*Task objective*: Only the lines from the one containing "Decode this image" to the end of the data should be copied, exactly and without pictures.
BEGIN
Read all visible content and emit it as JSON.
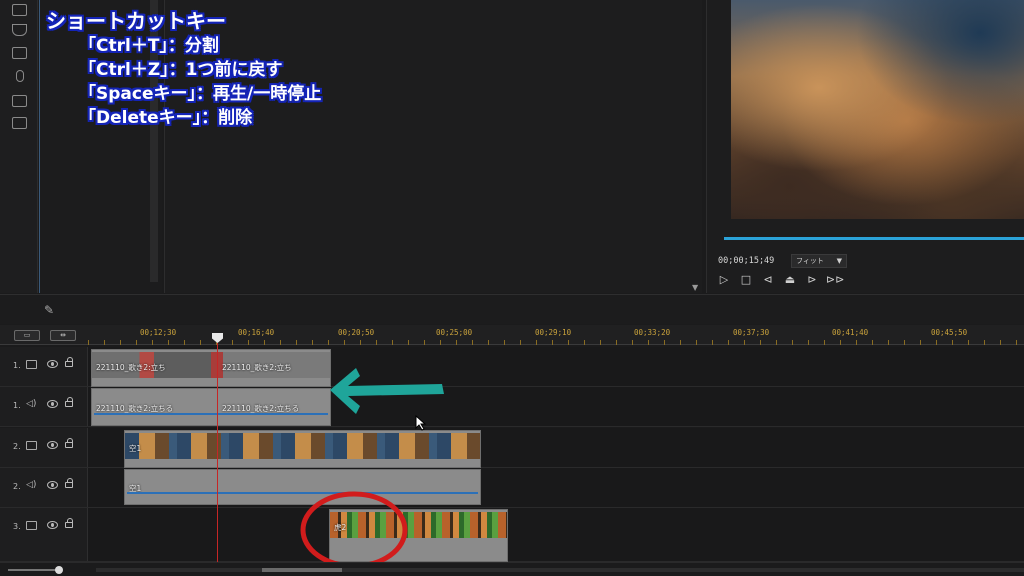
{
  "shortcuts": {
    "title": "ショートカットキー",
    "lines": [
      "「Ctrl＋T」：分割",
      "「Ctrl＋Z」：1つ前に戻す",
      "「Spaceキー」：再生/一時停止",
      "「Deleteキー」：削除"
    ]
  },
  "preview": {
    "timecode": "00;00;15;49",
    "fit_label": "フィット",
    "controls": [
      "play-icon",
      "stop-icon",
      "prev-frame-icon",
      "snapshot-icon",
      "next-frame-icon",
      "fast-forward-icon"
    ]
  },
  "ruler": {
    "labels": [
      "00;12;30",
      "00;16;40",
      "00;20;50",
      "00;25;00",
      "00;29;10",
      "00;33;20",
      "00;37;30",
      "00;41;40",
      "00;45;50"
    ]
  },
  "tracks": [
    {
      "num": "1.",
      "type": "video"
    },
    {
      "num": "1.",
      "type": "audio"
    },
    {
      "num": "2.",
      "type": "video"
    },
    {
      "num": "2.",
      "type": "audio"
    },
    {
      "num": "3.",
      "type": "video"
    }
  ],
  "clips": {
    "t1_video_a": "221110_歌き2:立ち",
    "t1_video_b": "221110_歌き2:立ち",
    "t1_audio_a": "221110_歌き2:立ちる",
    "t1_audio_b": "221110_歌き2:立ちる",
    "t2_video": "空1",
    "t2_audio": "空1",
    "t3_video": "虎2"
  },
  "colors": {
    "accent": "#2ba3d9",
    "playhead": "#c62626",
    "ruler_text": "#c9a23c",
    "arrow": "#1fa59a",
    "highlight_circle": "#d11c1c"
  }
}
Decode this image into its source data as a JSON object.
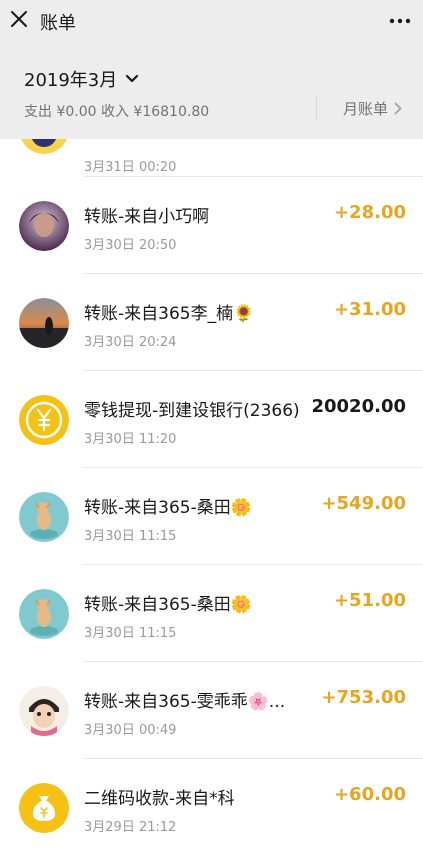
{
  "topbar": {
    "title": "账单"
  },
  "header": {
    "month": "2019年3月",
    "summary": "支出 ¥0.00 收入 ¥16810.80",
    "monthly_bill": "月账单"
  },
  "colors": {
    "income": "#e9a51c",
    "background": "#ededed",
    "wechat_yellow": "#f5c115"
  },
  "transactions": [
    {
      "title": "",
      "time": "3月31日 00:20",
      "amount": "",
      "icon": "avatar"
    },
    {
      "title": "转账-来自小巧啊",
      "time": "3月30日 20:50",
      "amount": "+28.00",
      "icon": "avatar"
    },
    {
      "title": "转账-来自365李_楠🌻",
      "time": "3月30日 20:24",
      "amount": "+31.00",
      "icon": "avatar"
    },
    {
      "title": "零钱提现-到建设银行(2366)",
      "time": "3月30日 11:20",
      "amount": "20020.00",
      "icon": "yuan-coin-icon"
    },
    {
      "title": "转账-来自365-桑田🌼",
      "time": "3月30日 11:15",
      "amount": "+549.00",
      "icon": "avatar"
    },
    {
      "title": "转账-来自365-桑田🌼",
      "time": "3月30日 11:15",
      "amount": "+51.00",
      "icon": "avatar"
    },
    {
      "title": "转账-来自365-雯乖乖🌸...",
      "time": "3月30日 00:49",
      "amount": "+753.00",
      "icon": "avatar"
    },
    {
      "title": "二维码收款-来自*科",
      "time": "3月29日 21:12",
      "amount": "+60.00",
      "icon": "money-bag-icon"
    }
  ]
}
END
*Written solution*:
Decode this image into its source data as a JSON object.
{
  "topbar": {
    "title": "账单"
  },
  "header": {
    "month": "2019年3月",
    "summary": "支出 ¥0.00 收入 ¥16810.80",
    "monthly_bill": "月账单"
  },
  "colors": {
    "income": "#e9a51c",
    "background": "#ededed",
    "wechat_yellow": "#f5c115"
  },
  "transactions": [
    {
      "title": "",
      "time": "3月31日 00:20",
      "amount": "",
      "icon": "avatar"
    },
    {
      "title": "转账-来自小巧啊",
      "time": "3月30日 20:50",
      "amount": "+28.00",
      "icon": "avatar"
    },
    {
      "title": "转账-来自365李_楠🌻",
      "time": "3月30日 20:24",
      "amount": "+31.00",
      "icon": "avatar"
    },
    {
      "title": "零钱提现-到建设银行(2366)",
      "time": "3月30日 11:20",
      "amount": "20020.00",
      "icon": "yuan-coin-icon"
    },
    {
      "title": "转账-来自365-桑田🌼",
      "time": "3月30日 11:15",
      "amount": "+549.00",
      "icon": "avatar"
    },
    {
      "title": "转账-来自365-桑田🌼",
      "time": "3月30日 11:15",
      "amount": "+51.00",
      "icon": "avatar"
    },
    {
      "title": "转账-来自365-雯乖乖🌸...",
      "time": "3月30日 00:49",
      "amount": "+753.00",
      "icon": "avatar"
    },
    {
      "title": "二维码收款-来自*科",
      "time": "3月29日 21:12",
      "amount": "+60.00",
      "icon": "money-bag-icon"
    }
  ]
}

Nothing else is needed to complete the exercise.